Exercise =>
When you print the records below, keep every word exact and leave out the images.

App and web page records =>
===

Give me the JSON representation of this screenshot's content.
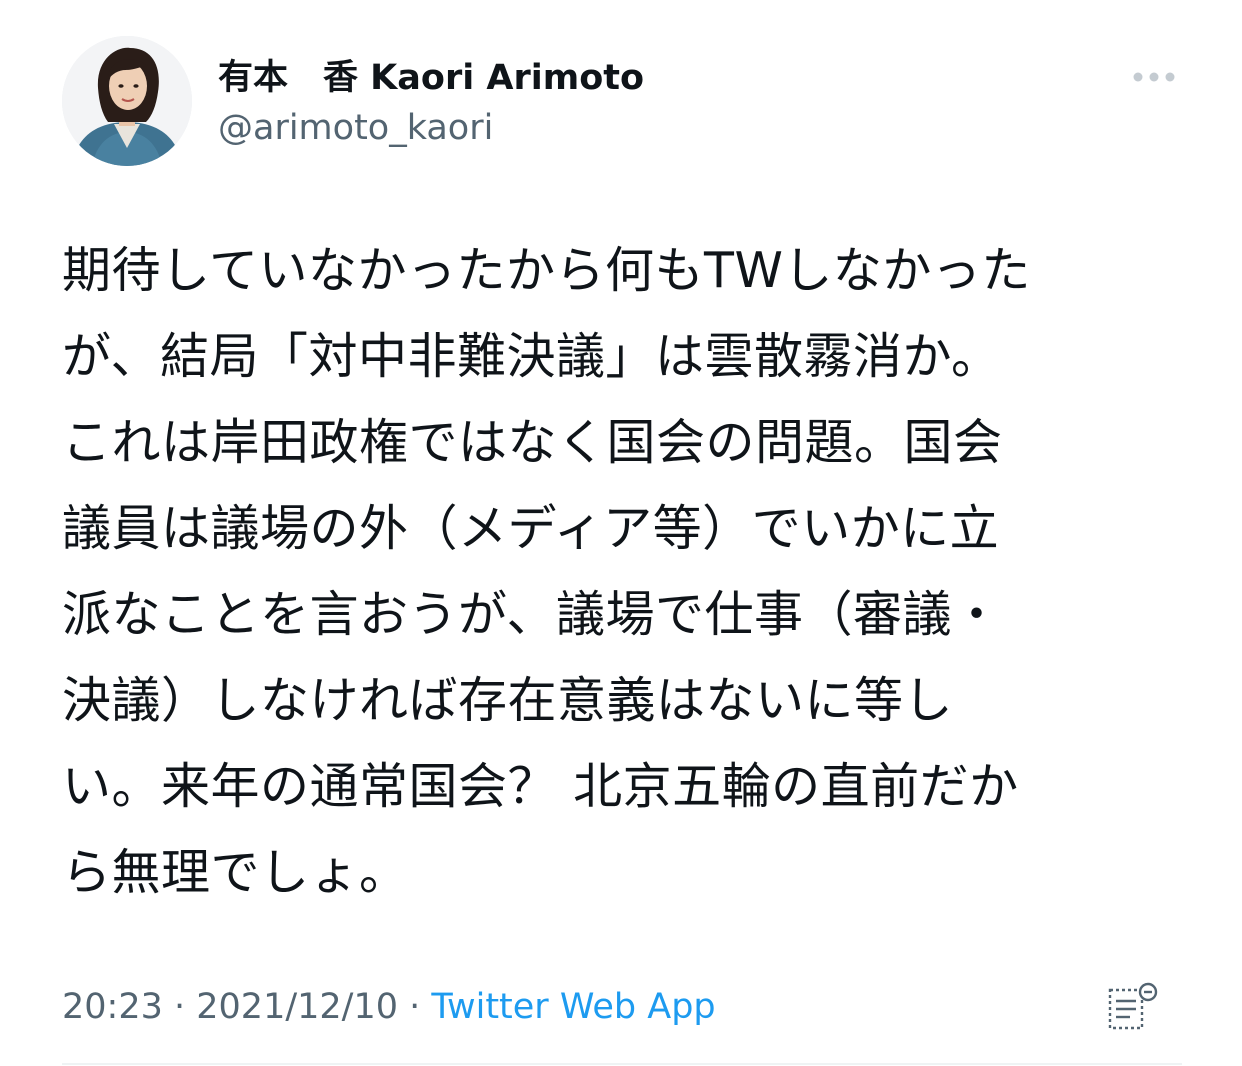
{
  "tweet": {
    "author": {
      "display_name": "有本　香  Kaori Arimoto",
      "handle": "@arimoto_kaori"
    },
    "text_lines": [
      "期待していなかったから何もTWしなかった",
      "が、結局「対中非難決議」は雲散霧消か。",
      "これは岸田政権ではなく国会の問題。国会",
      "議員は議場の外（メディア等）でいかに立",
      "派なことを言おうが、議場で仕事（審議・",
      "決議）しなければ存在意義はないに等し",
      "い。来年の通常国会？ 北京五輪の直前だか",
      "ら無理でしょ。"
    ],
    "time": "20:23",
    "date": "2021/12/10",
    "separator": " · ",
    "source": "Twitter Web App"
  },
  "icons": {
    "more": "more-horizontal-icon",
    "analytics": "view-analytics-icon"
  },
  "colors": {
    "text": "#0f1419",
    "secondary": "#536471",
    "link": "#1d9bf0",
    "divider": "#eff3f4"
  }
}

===

Task solution =>
Give me the JSON representation of this screenshot's content.
{
  "tweet": {
    "author": {
      "display_name": "有本　香  Kaori Arimoto",
      "handle": "@arimoto_kaori"
    },
    "text_lines": [
      "期待していなかったから何もTWしなかった",
      "が、結局「対中非難決議」は雲散霧消か。",
      "これは岸田政権ではなく国会の問題。国会",
      "議員は議場の外（メディア等）でいかに立",
      "派なことを言おうが、議場で仕事（審議・",
      "決議）しなければ存在意義はないに等し",
      "い。来年の通常国会？ 北京五輪の直前だか",
      "ら無理でしょ。"
    ],
    "time": "20:23",
    "date": "2021/12/10",
    "separator": " · ",
    "source": "Twitter Web App"
  },
  "icons": {
    "more": "more-horizontal-icon",
    "analytics": "view-analytics-icon"
  },
  "colors": {
    "text": "#0f1419",
    "secondary": "#536471",
    "link": "#1d9bf0",
    "divider": "#eff3f4"
  }
}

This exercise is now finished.